-- DATA EXCERPTS follows --

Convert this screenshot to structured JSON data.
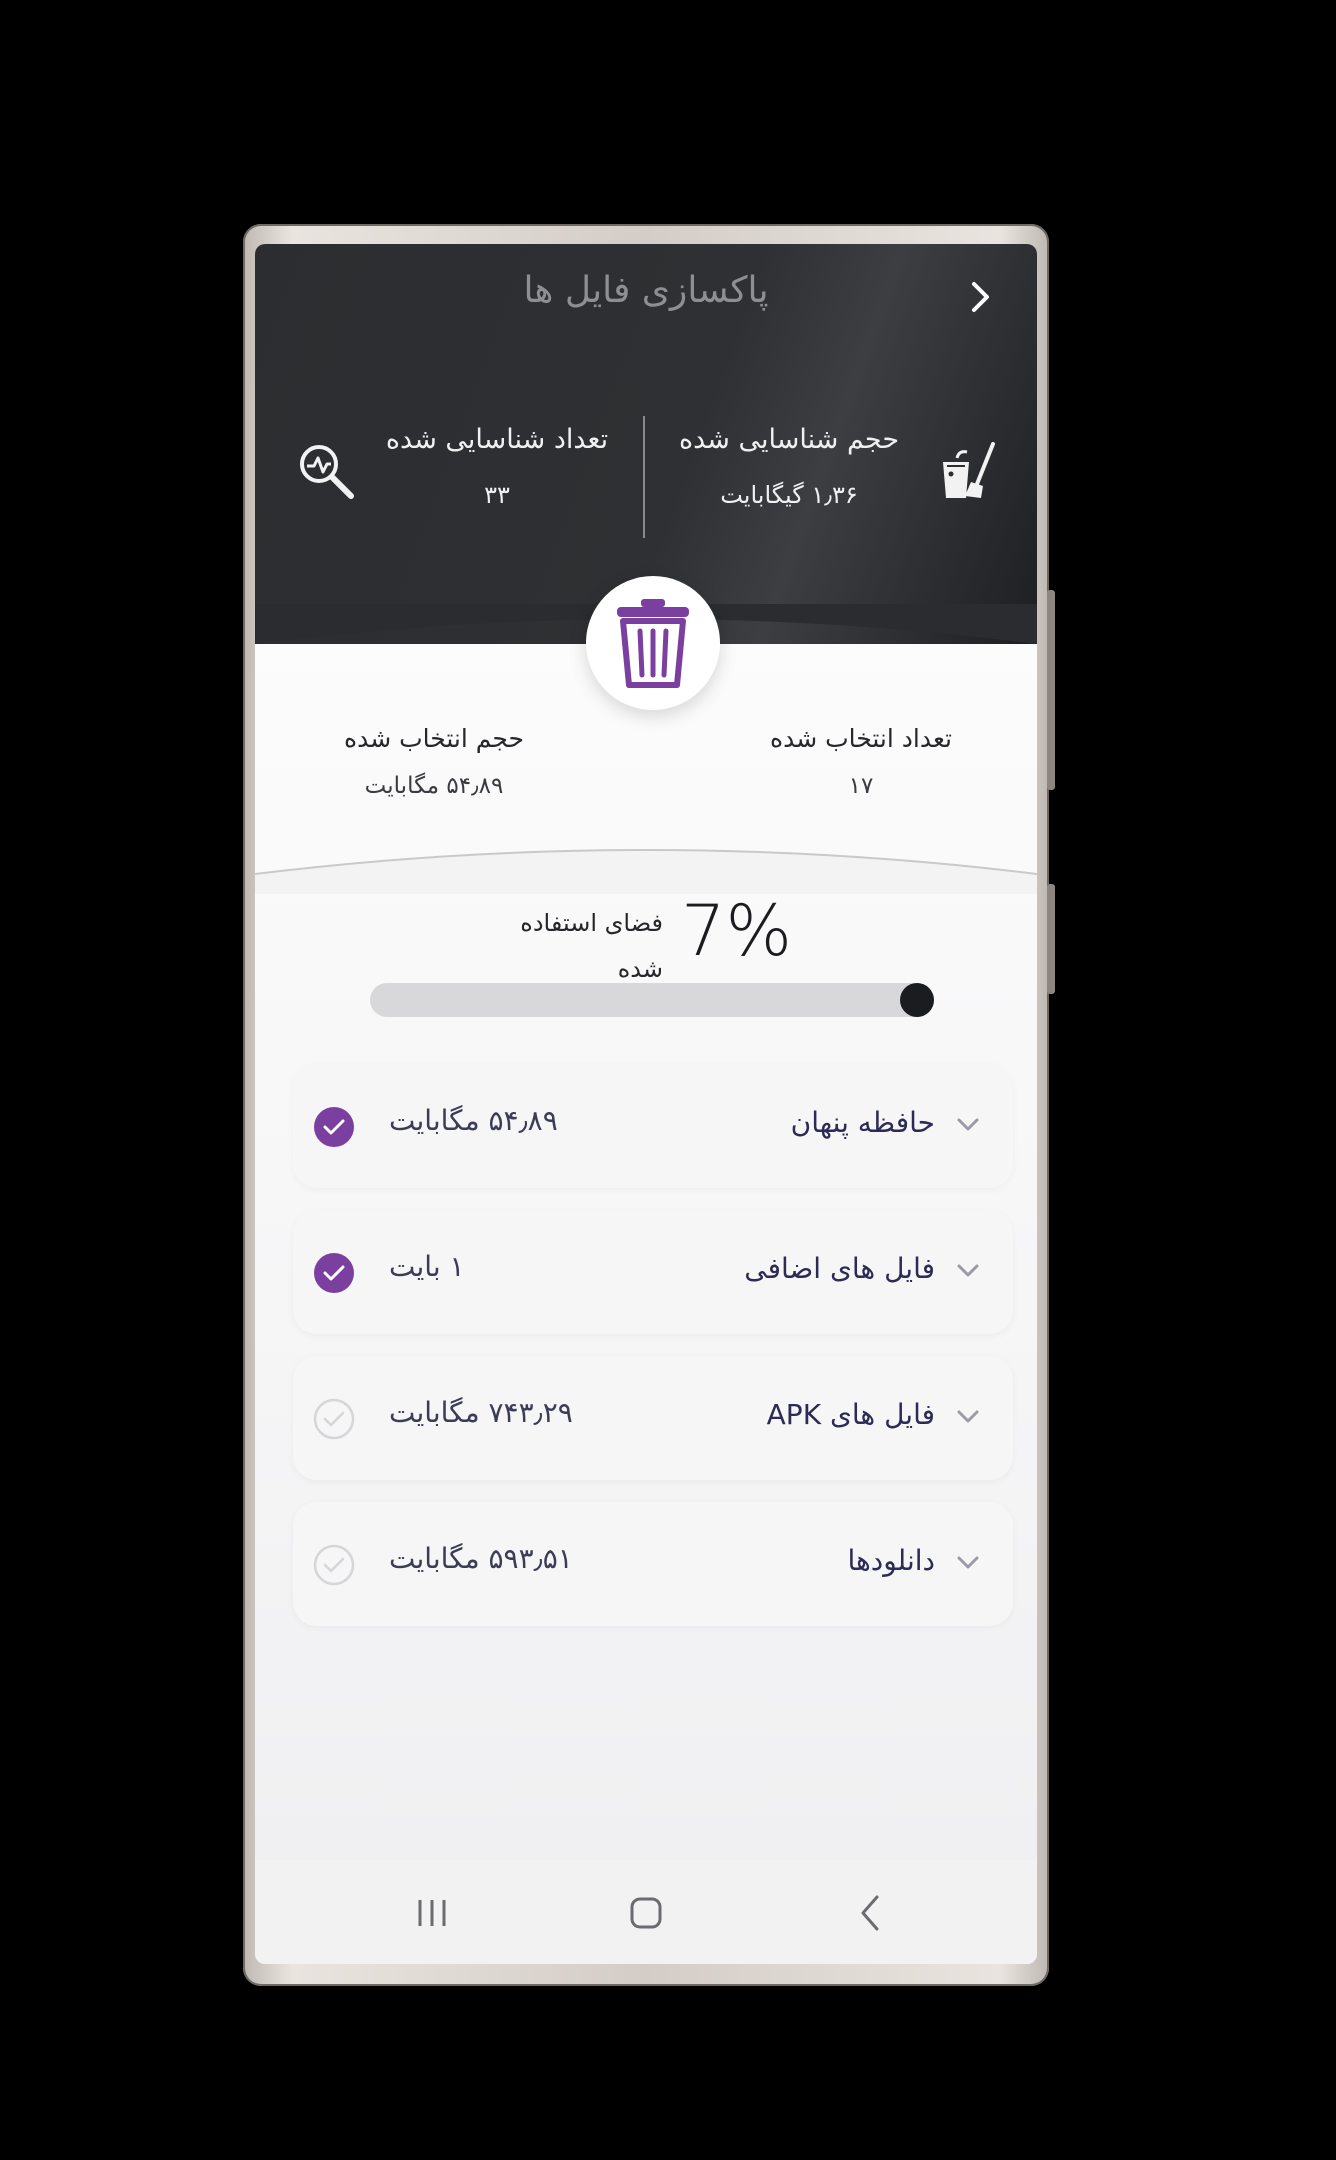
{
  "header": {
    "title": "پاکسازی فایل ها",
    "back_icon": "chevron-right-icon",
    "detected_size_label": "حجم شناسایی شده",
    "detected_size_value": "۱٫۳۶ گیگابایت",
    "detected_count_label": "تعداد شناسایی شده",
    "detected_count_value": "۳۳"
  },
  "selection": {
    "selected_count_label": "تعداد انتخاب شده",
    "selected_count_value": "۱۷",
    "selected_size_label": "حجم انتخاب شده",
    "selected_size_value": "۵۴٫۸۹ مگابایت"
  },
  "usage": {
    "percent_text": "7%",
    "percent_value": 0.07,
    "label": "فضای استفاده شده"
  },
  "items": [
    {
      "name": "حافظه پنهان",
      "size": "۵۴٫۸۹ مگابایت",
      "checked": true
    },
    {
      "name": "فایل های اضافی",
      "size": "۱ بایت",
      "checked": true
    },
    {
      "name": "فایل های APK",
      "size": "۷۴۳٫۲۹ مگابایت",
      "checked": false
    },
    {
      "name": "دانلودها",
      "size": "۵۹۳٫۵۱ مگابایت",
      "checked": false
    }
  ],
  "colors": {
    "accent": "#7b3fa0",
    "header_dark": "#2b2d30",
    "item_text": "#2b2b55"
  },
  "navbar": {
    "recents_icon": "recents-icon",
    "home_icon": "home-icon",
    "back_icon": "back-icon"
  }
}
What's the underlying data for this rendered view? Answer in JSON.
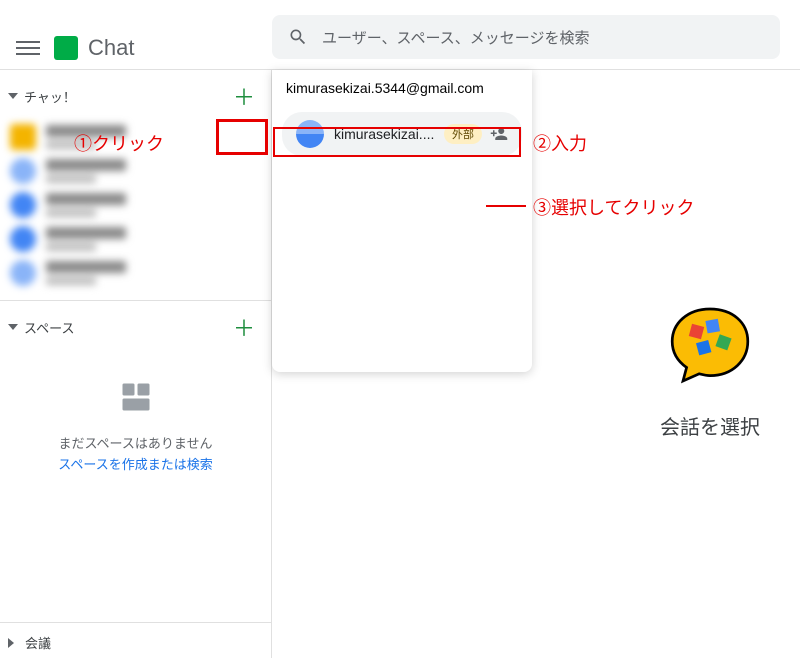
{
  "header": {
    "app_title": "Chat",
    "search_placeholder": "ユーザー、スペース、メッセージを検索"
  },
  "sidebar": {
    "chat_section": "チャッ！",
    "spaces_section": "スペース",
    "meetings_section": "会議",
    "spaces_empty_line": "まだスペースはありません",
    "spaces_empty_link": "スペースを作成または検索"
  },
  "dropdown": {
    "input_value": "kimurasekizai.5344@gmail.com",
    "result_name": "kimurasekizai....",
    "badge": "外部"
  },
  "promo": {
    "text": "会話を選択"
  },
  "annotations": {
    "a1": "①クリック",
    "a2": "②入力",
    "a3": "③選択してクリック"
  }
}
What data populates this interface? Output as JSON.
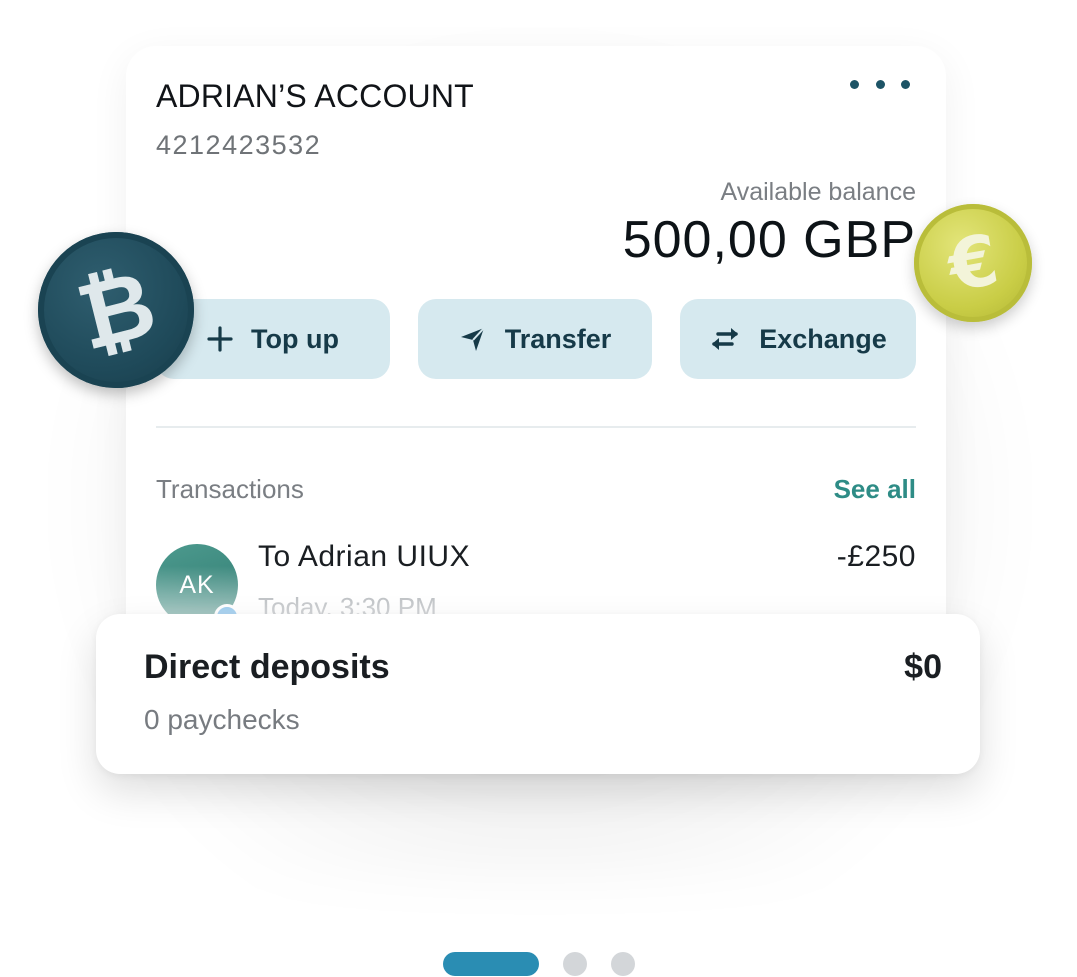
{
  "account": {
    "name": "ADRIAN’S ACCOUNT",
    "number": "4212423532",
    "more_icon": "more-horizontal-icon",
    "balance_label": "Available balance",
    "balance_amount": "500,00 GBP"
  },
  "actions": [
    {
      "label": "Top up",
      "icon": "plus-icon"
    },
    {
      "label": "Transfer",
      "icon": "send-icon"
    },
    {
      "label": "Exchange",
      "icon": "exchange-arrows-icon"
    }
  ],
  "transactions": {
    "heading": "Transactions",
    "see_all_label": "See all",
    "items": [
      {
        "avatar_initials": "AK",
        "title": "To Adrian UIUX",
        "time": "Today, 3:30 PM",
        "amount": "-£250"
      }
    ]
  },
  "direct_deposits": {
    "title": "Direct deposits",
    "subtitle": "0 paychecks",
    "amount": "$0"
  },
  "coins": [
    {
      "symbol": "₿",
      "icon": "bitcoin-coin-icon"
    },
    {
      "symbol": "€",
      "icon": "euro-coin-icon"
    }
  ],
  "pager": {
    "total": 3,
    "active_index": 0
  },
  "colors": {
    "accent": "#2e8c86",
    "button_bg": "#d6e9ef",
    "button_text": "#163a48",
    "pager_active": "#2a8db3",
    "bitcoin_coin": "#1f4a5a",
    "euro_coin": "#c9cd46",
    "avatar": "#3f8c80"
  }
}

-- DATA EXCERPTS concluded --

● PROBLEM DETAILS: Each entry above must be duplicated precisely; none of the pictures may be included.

● SOLUTION TO THIS EXERCISE:
Convert this screenshot to structured JSON data.
{
  "header": {
    "title": "پاکسازی فایل ها",
    "back_icon": "chevron-right-icon",
    "detected_size_label": "حجم شناسایی شده",
    "detected_size_value": "۱٫۳۶ گیگابایت",
    "detected_count_label": "تعداد شناسایی شده",
    "detected_count_value": "۳۳"
  },
  "selection": {
    "selected_count_label": "تعداد انتخاب شده",
    "selected_count_value": "۱۷",
    "selected_size_label": "حجم انتخاب شده",
    "selected_size_value": "۵۴٫۸۹ مگابایت"
  },
  "usage": {
    "percent_text": "7%",
    "percent_value": 0.07,
    "label": "فضای استفاده شده"
  },
  "items": [
    {
      "name": "حافظه پنهان",
      "size": "۵۴٫۸۹ مگابایت",
      "checked": true
    },
    {
      "name": "فایل های اضافی",
      "size": "۱ بایت",
      "checked": true
    },
    {
      "name": "فایل های APK",
      "size": "۷۴۳٫۲۹ مگابایت",
      "checked": false
    },
    {
      "name": "دانلودها",
      "size": "۵۹۳٫۵۱ مگابایت",
      "checked": false
    }
  ],
  "colors": {
    "accent": "#7b3fa0",
    "header_dark": "#2b2d30",
    "item_text": "#2b2b55"
  },
  "navbar": {
    "recents_icon": "recents-icon",
    "home_icon": "home-icon",
    "back_icon": "back-icon"
  }
}
What's the underlying data for this rendered view? Answer in JSON.
{
  "header": {
    "app_title": "Chat",
    "search_placeholder": "ユーザー、スペース、メッセージを検索"
  },
  "sidebar": {
    "chat_section": "チャッ！",
    "spaces_section": "スペース",
    "meetings_section": "会議",
    "spaces_empty_line": "まだスペースはありません",
    "spaces_empty_link": "スペースを作成または検索"
  },
  "dropdown": {
    "input_value": "kimurasekizai.5344@gmail.com",
    "result_name": "kimurasekizai....",
    "badge": "外部"
  },
  "promo": {
    "text": "会話を選択"
  },
  "annotations": {
    "a1": "①クリック",
    "a2": "②入力",
    "a3": "③選択してクリック"
  }
}
What data populates this interface? Output as JSON.
{
  "account": {
    "name": "ADRIAN’S ACCOUNT",
    "number": "4212423532",
    "more_icon": "more-horizontal-icon",
    "balance_label": "Available balance",
    "balance_amount": "500,00 GBP"
  },
  "actions": [
    {
      "label": "Top up",
      "icon": "plus-icon"
    },
    {
      "label": "Transfer",
      "icon": "send-icon"
    },
    {
      "label": "Exchange",
      "icon": "exchange-arrows-icon"
    }
  ],
  "transactions": {
    "heading": "Transactions",
    "see_all_label": "See all",
    "items": [
      {
        "avatar_initials": "AK",
        "title": "To Adrian UIUX",
        "time": "Today, 3:30 PM",
        "amount": "-£250"
      }
    ]
  },
  "direct_deposits": {
    "title": "Direct deposits",
    "subtitle": "0 paychecks",
    "amount": "$0"
  },
  "coins": [
    {
      "symbol": "₿",
      "icon": "bitcoin-coin-icon"
    },
    {
      "symbol": "€",
      "icon": "euro-coin-icon"
    }
  ],
  "pager": {
    "total": 3,
    "active_index": 0
  },
  "colors": {
    "accent": "#2e8c86",
    "button_bg": "#d6e9ef",
    "button_text": "#163a48",
    "pager_active": "#2a8db3",
    "bitcoin_coin": "#1f4a5a",
    "euro_coin": "#c9cd46",
    "avatar": "#3f8c80"
  }
}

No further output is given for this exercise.